Designing and Facilitating Group Work

Collab Learning Techniquesby James Fortney, Instructional Developer, Reinert Center

I recently taught an undergraduate course on small group processes, with an emphasis on the role of communication in the development of the ‘work’ done by group members. It was an exciting opportunity for me to consider interdisciplinary perspectives on small groups (i.e., the content of selected readings and thematic discussions) and how they might inform the choices I made about course design (i.e., the practice of group work through collaborative activities and assignments). Several resources were useful in helping me think through ways to implement collaborative learning into my course, but one book really stood out as exemplary in this vein.

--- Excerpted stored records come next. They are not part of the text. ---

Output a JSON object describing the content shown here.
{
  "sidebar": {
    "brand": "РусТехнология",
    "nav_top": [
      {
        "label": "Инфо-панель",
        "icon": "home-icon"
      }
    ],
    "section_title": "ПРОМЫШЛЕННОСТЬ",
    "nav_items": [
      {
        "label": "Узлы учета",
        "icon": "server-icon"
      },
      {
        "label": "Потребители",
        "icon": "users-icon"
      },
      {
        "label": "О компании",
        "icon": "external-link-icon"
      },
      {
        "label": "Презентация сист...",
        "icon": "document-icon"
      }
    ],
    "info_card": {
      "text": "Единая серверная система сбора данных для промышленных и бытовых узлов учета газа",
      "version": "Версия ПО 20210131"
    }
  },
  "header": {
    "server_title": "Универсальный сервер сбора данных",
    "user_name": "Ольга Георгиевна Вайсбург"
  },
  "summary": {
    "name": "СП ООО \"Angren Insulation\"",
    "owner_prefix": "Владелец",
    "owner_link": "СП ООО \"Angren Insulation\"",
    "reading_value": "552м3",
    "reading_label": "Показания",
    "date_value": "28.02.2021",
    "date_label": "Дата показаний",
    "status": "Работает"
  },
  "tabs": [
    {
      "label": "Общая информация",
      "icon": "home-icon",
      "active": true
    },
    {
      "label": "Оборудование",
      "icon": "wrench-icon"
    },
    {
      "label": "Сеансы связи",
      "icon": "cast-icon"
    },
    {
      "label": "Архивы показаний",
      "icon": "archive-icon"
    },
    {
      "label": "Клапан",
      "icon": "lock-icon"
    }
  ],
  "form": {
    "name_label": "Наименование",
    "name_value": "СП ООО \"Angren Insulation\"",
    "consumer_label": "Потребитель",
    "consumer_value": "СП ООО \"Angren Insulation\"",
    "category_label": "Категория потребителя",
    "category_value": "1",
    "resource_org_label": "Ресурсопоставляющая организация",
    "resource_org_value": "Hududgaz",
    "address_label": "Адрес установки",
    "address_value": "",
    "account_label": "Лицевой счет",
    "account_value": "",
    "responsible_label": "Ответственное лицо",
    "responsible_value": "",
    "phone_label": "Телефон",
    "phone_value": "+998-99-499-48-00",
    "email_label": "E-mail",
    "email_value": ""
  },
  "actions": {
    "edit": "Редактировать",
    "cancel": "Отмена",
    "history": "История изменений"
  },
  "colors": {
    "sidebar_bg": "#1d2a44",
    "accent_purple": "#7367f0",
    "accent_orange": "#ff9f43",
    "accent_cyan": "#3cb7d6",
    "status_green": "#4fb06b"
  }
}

Collaborative Learning Techniques: A Handbook for College Faculty includes ideas for orienting students to group work, critical questions to ask when forming groups, and strategies for evaluating collaboratively-produced assignments. The authors provide illustrative examples of integrating group work in a variety of learning environments (e.g., large lecture, flipped, and online courses). Beyond offering how to do it techniques, the authors reinforce why group work is important for student learning. The first part of the book establishes the context for collaborative learning, providing a pedagogical rationale for incorporating group work into your course design. Moreover, it gives instructors a language to better communicate course goals and objectives to students. Being able to better articulate to my students how knowledge is developed through interactions with others minimized their resistance to collaborative learning and allowed for deeper commitments to their group and its work.

Now in its second edition, the book includes a new appendix with useful tools for implementing collaborative learning in online courses. The authors identify roughly 20 collaborative tools (e.g., blogs, photo sharing, videos, and chat mediums) with brief descriptions of their purposes in use. The new edition also includes an entire chapter on the use of games in online learning. Games are a natural choice because they underscore the value of collaborative learning while also facilitating peer interaction and the development of collaborative skills (Barkley et al., 2014). This discussion was the most interesting to me because it offered a new approach to achieving learning outcomes that are important for all of my courses. Clear diagrams and easy-to-follow instructions help make gaming an innovative possibility for a course.

If you want to learn more about designing and implementing group work into your courses, I recommend reading this book. Please contact us at cttl@slu.edu if you would like to discuss group work and collaborative learning techniques.

 

References

Barkley, E. F., Major, C. H., & Cross, K. P. (2014). Collaborative learning techniques: A

handbook for college faculty (2nd ed.). San Francisco, CA: Jossey-Bass.

Image courtesy of Amazon.com

Comments are closed.